“It’s the people who don’t want to pay their bills and take over the co-op. I know some of them hate me, and it’s very upsetting and hurtful,” Mohd said. “I’m a realty broker by profession and you want to hurt me, but you’re also hurting innocent people who won’t be able to buy, sell or rent because of the name. Everything is posted online and people tend to believe it. They were happy it would ruin my profession.”
The shareholders have reported to law enforcement, but nothing has been done to protect them, they said.
After filing a lawsuit twice at the Supreme Court of Queens and spending three years and tens of thousands of dollars drawn from their retirement funds, the cases were consecutively dismissed for procedure issues such as being late to file affidavits.
Though the lawsuits were dismissed, Mohd said it had impacted the business, calling it an embarrassment.
“If I’m the bad guy, why does the co-op have to give you $10 million?” Mohd said. “We suffered a lot and it doesn’t matter who won the lawsuit, the banks would turn them down,” Mohd said. “It affects the people who live here and quality of life. Who wants to live here when people are using the media?”
According to Liang, the New York Co-op shareholders are severely disadvantaged in fighting against board corruptions.

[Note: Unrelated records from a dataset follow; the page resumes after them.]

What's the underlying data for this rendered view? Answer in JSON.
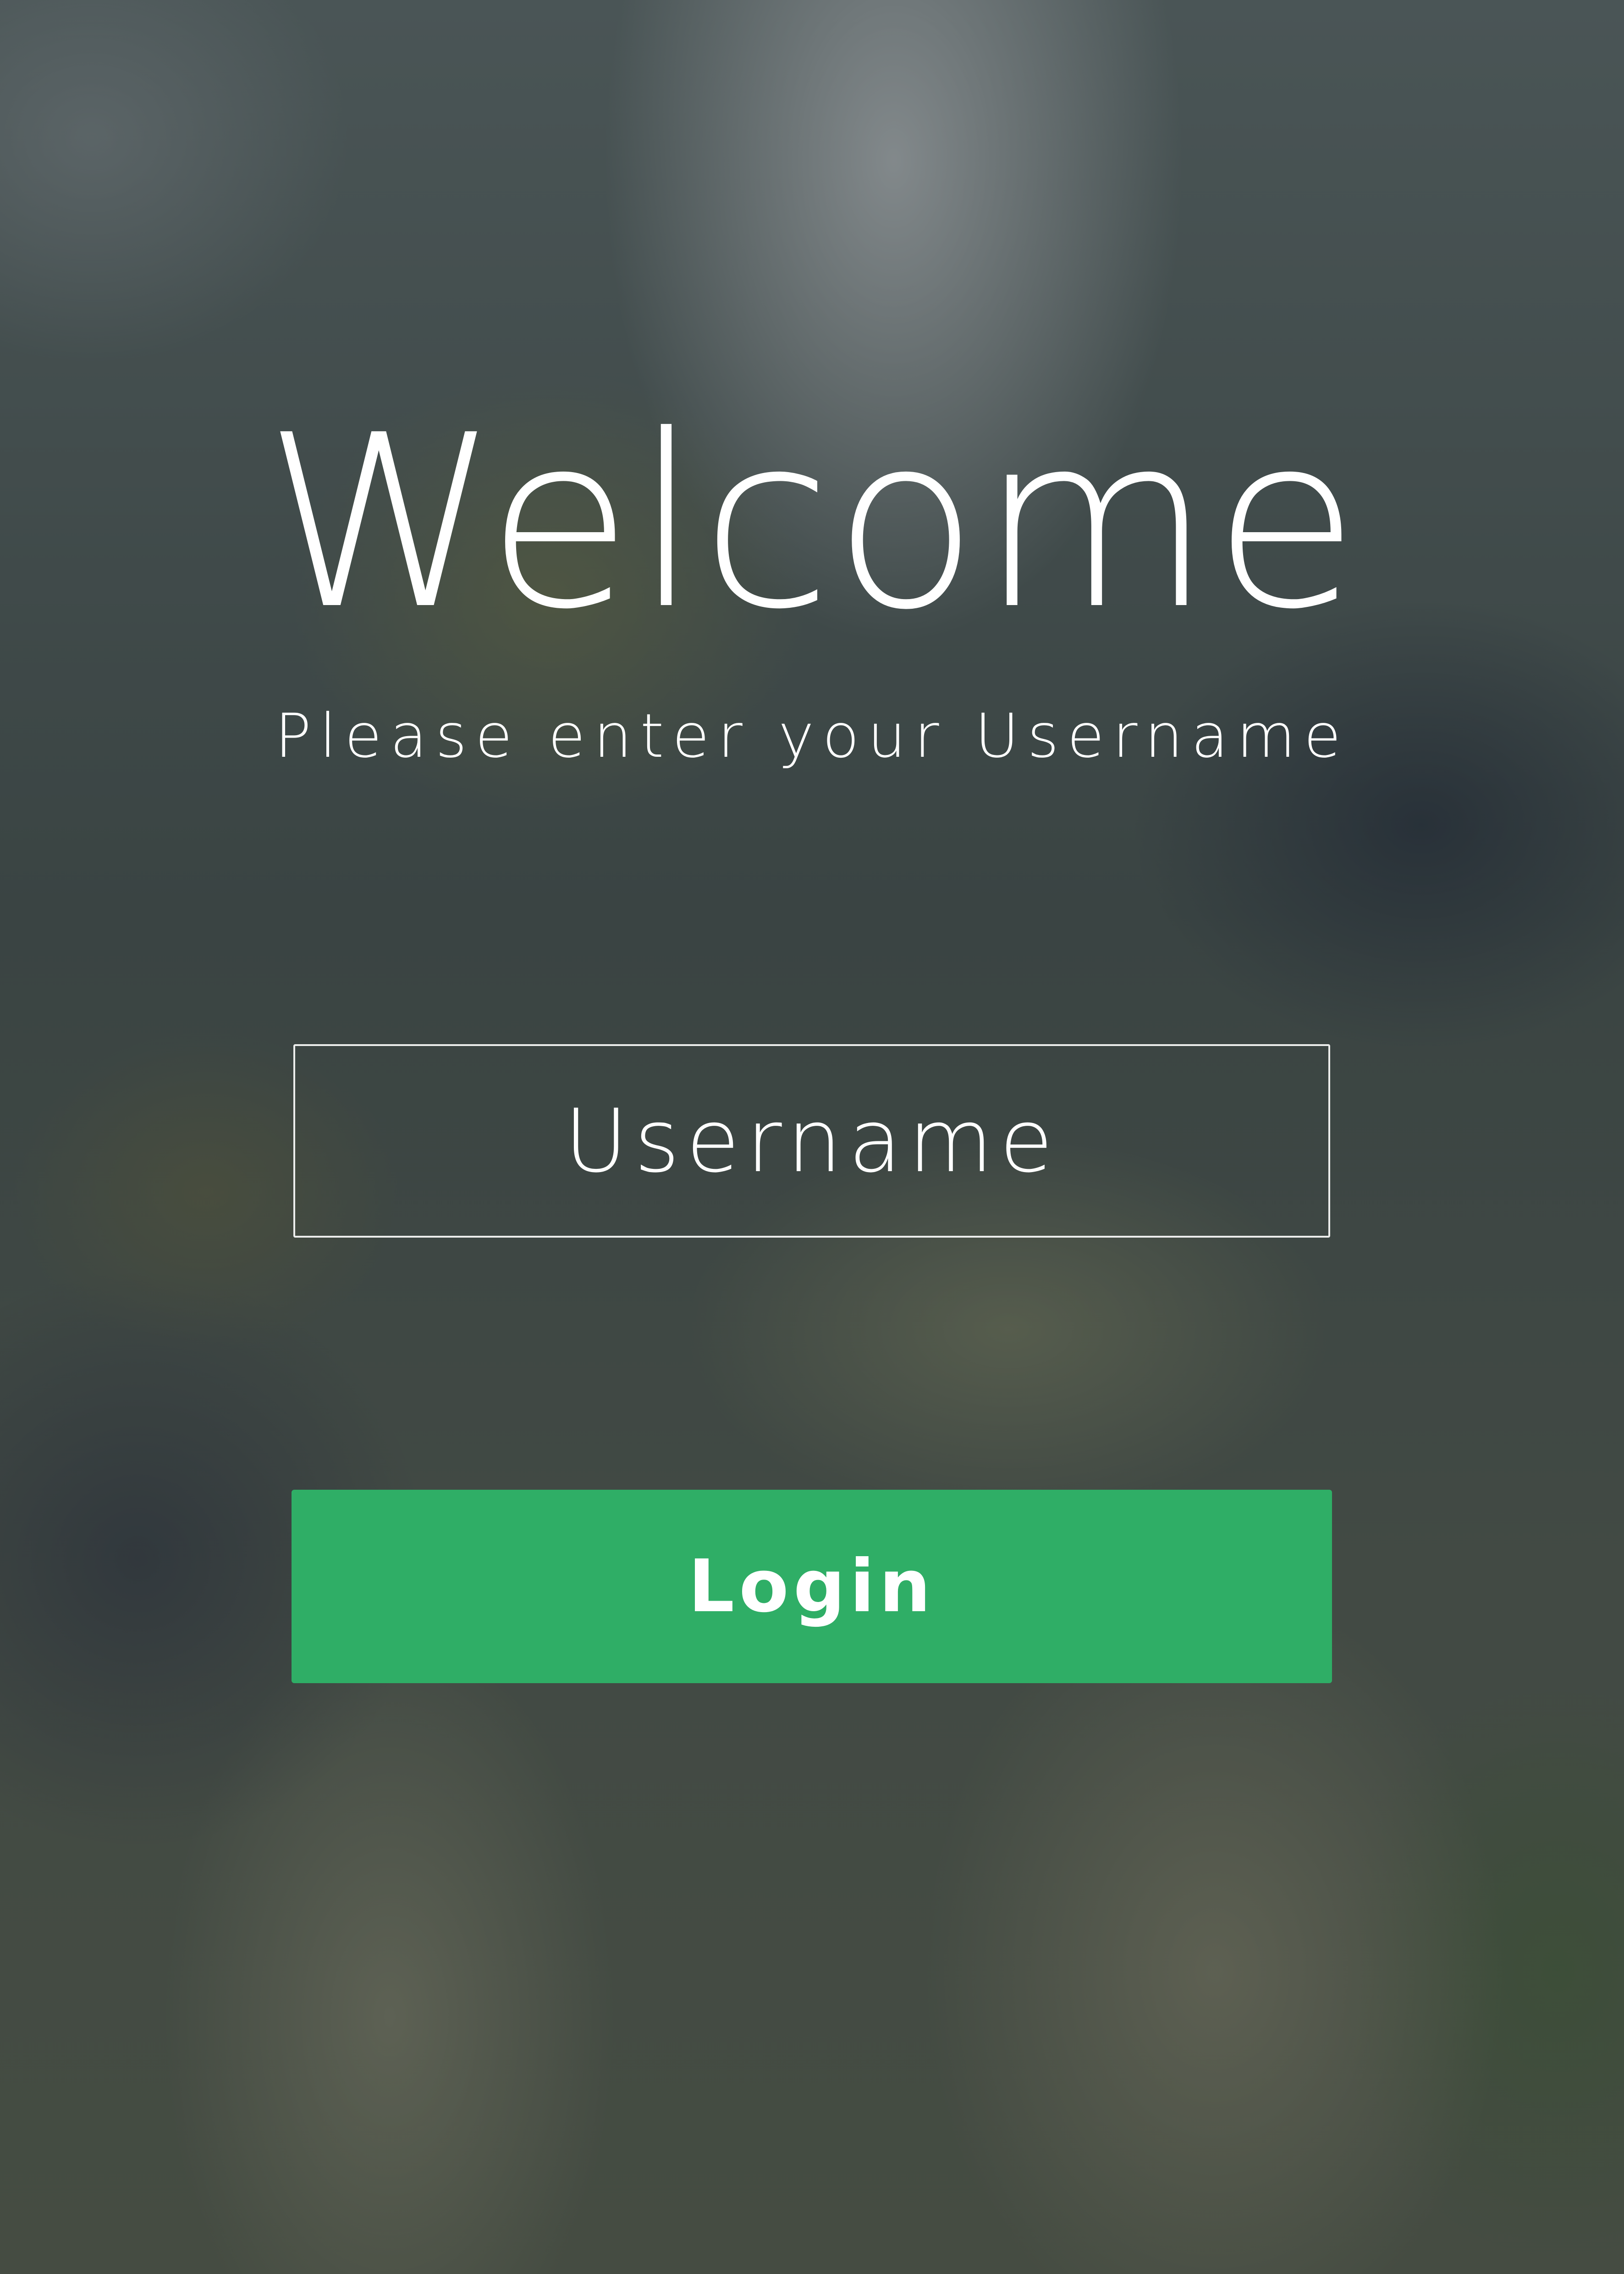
{
  "welcome": {
    "title": "Welcome",
    "subtitle": "Please enter your Username"
  },
  "form": {
    "username_placeholder": "Username",
    "username_value": "",
    "login_label": "Login"
  },
  "colors": {
    "login_button": "#2fae66",
    "text": "#ffffff",
    "input_border": "#ffffff"
  }
}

“The NY Business Corporation Laws (721-724) entitle board co-op money for lawyer fees in civil and criminal cases. Skilled lawyers can turn such litigation into a game of who has money, and who wins,” Liang said. “Lawyers representing the GFH board requested to depose each of the 12 suing plaintiffs ‘day to day,’ setting up a huge financial hurdle for the plaintiffs to overcome while the board didn’t have to pay a penny out of their own pockets.”
After spending $210,000 of co-op money on legal fees, Liang said, Mohd and his associates, without a word to opposition leaders on the board, began charging shareholders assessments in October when some had trouble paying for food due to COVID.
“Shareholders at GFH wonder if Mohd has ever been a legitimately elected president, because all he did in court was to fight fiercely not to disclose original votes,” Liang said.
Edwin Wong, president of the Forest Hills Asian Association (FHAA) who is running for in the District 29 City Council race, suggested forming a coalition not only with GFH, but also with other co-ops in the area that may be enduring a similar situation.
“Mr. Mohd, if you are hearing this message, these are all shareholders,” Wong said. “You and the rest of the board that isn’t doing what’s right, I think, is going to catch up with you. I think right now, the best thing is for us to keep this awareness of this group and other groups. And then, from there, we’ll build a coalition and more awareness.”
The group is asking grieving or concerned New Yorkers to join them at “NYC Co-op Shareholders” on Facebook, or search “Lily Liang, New York” on Facebook to communicate.